She lives close to the nerve, but the nerve has become detached from the general network.
A thin layer of glass separates her from everyone, and the novel’s title, itself made of glass, is evolved from her notion of disconnection: the head of each mentally ill person is enclosed in a bell jar, choking on his own foul air.
“That’s one of the reasons I never wanted to get married.
The last thing I wanted was infinite security and to be the place an arrow shoots off from.
She finds it impossible to be one of the army of college girls whose education is a forced stop on the short march to marriage. The glimpse of her lying with her head in a pool of her own vomit in a hotel hallway is repellent but crucial.

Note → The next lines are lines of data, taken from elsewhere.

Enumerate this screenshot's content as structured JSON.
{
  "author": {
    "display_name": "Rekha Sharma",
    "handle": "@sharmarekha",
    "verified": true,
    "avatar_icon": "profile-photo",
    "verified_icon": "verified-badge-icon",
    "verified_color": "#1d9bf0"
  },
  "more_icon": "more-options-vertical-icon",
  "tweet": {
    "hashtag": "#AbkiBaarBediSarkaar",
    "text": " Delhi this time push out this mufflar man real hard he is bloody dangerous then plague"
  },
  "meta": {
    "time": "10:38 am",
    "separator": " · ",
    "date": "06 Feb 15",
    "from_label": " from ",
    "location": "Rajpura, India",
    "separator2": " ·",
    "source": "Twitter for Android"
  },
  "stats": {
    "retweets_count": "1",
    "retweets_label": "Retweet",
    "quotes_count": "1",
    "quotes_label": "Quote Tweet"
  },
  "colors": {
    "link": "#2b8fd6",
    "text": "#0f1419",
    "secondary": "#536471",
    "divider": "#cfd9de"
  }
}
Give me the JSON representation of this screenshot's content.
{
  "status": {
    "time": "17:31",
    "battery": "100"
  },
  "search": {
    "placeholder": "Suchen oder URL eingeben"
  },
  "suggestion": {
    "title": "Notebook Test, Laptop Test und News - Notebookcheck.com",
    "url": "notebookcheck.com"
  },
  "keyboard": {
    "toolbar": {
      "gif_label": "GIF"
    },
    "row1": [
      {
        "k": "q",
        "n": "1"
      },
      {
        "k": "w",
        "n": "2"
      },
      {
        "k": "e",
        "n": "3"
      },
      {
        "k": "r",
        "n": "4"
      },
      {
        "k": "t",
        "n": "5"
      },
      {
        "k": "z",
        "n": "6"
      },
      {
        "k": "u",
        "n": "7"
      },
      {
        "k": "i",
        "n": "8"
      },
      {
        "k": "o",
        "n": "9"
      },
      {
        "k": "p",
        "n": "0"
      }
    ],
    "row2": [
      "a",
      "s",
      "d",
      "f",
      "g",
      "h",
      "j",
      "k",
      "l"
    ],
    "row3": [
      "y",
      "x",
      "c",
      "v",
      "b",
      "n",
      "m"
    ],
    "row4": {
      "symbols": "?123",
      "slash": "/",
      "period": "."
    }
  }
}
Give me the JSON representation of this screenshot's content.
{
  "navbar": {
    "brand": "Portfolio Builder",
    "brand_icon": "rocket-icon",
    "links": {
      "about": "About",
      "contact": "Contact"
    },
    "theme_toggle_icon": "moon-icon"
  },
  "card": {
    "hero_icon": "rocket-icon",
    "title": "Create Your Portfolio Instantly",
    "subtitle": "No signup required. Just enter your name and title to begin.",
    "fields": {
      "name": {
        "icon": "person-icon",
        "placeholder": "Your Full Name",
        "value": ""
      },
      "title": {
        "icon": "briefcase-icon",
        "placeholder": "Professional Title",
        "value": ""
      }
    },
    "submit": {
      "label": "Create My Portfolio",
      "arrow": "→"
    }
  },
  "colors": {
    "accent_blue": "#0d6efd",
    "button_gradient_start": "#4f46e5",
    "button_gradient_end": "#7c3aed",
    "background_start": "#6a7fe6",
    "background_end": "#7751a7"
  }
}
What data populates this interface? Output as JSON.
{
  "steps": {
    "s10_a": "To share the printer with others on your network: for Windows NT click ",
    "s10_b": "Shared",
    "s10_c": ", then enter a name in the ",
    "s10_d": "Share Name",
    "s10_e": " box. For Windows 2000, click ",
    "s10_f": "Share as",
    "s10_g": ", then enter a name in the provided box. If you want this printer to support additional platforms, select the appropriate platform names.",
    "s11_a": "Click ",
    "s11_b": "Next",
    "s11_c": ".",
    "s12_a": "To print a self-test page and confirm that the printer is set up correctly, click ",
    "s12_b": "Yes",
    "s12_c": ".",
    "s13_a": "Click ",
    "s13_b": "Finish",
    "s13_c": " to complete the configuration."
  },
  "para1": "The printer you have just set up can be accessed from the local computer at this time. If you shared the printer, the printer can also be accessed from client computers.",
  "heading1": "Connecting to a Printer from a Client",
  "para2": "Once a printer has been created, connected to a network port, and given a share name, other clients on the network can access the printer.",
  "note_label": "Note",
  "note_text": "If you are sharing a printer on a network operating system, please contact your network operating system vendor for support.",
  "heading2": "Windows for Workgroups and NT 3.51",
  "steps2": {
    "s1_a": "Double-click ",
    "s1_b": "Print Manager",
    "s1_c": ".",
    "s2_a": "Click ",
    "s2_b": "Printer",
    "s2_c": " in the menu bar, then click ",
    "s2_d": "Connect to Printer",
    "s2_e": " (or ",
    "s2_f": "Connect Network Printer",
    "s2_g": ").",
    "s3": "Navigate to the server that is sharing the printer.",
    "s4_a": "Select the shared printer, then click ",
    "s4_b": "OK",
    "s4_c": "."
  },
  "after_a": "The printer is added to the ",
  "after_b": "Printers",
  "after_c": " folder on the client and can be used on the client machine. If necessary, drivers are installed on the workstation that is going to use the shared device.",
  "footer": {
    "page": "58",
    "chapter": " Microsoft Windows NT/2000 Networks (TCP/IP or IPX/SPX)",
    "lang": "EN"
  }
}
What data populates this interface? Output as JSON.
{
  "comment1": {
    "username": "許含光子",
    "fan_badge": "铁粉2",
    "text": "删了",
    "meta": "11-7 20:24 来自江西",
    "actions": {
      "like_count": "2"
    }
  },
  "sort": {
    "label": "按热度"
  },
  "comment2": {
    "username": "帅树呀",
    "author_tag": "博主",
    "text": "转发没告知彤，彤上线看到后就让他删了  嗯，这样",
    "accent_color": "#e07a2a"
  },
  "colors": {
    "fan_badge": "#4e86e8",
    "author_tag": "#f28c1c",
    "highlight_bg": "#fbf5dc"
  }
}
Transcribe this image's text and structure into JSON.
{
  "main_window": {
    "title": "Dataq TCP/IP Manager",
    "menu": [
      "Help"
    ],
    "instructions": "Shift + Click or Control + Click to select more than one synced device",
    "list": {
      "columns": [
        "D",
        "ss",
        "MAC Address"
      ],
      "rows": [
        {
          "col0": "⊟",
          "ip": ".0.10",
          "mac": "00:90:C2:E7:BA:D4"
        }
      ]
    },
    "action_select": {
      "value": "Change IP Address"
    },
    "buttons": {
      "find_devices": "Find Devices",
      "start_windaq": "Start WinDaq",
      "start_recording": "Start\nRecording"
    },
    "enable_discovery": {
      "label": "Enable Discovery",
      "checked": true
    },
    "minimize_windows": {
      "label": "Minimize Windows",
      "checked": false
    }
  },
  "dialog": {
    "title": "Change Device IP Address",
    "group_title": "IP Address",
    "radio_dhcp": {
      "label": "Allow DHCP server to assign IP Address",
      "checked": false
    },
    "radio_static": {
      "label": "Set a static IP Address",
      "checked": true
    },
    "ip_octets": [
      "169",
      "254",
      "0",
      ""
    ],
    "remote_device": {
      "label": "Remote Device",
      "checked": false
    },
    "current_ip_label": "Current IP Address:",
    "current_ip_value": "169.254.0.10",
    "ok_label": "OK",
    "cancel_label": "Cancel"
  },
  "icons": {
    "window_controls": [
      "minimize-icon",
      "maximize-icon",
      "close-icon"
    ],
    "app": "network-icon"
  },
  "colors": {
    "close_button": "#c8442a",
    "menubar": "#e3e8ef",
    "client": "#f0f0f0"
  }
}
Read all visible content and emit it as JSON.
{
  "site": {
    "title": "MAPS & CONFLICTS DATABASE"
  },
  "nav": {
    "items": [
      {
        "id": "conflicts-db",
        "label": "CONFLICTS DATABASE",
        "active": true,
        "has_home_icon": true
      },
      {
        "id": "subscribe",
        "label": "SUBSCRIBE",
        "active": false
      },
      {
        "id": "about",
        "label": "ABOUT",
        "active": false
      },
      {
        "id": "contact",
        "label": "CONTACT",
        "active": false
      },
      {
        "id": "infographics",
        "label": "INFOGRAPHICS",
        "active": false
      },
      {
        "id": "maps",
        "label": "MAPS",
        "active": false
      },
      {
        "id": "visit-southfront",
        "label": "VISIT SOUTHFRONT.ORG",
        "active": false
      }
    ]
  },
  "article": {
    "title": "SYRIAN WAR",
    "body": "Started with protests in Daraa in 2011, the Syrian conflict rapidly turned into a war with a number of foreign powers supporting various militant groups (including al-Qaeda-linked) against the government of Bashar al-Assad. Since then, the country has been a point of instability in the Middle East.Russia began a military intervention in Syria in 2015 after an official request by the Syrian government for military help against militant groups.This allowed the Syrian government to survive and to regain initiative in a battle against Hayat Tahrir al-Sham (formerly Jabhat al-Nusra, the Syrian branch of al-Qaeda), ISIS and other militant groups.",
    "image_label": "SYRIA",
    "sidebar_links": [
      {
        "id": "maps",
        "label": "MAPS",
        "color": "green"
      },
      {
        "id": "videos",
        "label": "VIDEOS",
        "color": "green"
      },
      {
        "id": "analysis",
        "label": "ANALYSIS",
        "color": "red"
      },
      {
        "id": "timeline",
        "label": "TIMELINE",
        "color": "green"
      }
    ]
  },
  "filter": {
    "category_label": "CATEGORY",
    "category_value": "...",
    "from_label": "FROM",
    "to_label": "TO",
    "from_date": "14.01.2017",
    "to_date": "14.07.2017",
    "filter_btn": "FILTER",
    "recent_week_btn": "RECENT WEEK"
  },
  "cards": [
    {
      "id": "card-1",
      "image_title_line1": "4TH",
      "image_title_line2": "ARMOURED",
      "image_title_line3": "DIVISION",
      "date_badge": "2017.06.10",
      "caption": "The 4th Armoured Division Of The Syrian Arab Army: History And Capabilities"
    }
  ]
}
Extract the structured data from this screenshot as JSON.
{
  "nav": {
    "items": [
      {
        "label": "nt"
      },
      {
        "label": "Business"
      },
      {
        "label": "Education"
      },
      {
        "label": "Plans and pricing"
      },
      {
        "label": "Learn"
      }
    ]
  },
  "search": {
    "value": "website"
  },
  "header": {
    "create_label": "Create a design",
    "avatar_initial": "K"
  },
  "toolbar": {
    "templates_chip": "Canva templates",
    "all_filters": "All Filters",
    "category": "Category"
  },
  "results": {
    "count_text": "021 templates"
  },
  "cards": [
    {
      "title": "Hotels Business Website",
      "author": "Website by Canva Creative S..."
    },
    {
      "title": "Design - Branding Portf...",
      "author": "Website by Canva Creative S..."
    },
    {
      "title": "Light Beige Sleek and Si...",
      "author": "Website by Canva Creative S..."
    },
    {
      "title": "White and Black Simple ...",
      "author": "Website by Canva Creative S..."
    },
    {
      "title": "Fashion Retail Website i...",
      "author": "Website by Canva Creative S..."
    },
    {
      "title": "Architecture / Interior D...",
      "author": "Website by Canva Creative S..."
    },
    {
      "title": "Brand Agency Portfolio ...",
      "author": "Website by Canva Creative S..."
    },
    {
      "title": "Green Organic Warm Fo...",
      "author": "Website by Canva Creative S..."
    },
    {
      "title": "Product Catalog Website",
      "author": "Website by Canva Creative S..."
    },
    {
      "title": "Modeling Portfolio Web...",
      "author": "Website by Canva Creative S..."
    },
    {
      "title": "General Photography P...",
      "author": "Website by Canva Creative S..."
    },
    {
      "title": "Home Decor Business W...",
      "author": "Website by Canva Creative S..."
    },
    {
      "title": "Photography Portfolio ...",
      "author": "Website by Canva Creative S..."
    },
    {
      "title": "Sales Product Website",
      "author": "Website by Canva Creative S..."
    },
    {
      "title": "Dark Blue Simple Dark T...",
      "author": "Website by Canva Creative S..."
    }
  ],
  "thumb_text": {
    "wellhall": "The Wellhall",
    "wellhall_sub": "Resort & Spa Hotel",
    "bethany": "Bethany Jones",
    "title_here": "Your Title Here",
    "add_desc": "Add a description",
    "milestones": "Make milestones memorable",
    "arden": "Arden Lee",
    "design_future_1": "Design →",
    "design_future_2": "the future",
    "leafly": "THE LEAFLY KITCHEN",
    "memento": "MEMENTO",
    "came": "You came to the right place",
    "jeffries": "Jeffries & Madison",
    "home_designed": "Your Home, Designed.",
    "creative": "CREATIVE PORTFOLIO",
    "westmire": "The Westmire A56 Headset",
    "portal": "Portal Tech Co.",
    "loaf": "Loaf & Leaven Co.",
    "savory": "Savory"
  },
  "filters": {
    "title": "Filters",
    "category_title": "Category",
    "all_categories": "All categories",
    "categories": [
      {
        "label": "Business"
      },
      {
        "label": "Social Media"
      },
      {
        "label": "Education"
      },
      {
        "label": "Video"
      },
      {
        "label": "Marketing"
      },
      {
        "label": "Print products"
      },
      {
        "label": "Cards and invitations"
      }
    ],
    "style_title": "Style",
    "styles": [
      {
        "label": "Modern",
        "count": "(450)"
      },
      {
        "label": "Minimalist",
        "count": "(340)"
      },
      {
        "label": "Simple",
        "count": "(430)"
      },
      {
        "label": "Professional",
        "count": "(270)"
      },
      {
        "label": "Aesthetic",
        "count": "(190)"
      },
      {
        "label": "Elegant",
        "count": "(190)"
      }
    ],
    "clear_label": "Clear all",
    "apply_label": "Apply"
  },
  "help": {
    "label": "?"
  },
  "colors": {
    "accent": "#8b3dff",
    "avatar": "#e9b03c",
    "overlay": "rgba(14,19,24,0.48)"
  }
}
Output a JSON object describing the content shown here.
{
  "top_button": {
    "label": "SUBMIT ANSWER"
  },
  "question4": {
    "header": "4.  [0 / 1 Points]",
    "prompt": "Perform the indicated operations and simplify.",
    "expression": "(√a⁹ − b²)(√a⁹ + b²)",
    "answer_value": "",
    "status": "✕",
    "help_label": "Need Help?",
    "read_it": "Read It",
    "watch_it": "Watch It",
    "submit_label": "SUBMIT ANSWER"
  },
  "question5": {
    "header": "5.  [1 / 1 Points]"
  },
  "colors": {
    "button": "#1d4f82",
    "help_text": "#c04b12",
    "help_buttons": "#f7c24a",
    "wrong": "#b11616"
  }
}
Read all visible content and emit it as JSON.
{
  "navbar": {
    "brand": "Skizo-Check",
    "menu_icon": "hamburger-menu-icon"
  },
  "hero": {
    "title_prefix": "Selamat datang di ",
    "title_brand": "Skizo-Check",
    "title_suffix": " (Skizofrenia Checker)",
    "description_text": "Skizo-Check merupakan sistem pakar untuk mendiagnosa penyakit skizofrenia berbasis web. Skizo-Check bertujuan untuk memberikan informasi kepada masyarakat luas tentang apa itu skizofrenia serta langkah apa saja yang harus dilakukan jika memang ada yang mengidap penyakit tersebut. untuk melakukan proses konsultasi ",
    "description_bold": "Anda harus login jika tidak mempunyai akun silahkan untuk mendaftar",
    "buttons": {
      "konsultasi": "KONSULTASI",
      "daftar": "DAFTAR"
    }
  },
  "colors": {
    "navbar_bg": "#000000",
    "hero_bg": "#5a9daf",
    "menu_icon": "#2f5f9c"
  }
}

The crises of identity, sexuality, and survival are grim, and often funny. Her illness is followed by a mass ptomaine poisoning at a “fashion” lunch.I wanted change and excitement and to shoot off in all directions myself, like the colored arrows from a Fourth of July rocket.” (Plath 78) Esther wanted to experience greatness for herself and not through others. We apologize for any inconvenience, and thank you for your visiting.Torn between conflicting roles—the sweetheart--mother and “the life of the poet,” neither very real to her—Esther finds life itself inimical.Afraid of distorting the person she is yet to become, she becomes the ultimate distortion—nothing.Convention may contribute to Esther’s insanity, but she never loses her awareness of the irrationality of convention.Moved to Belsize, a part of the mental hospital reserved for patients about to go back to the world, she makes the connection explicit: Terms like “mad” and “sane” grow increasingly inadequate as the action develops.The casualness with which physical suffering is treated suggests that Esther is cut off from the instinct for sympathy right from the beginning—for herself as well as for others.Though she is enormously aware of the impingements of sensation, her sensations remain impingements.story of a poet who tries to end her life written by a poet who did, Sylvia Plath’s “The Bell Jar” (Harper & Row) was first published under a pseudonym in England in 1963, one month before she committed suicide.We have had to wait almost a decade for its publication in the United States, but it was reissued in England in 1966 under its author’s real name.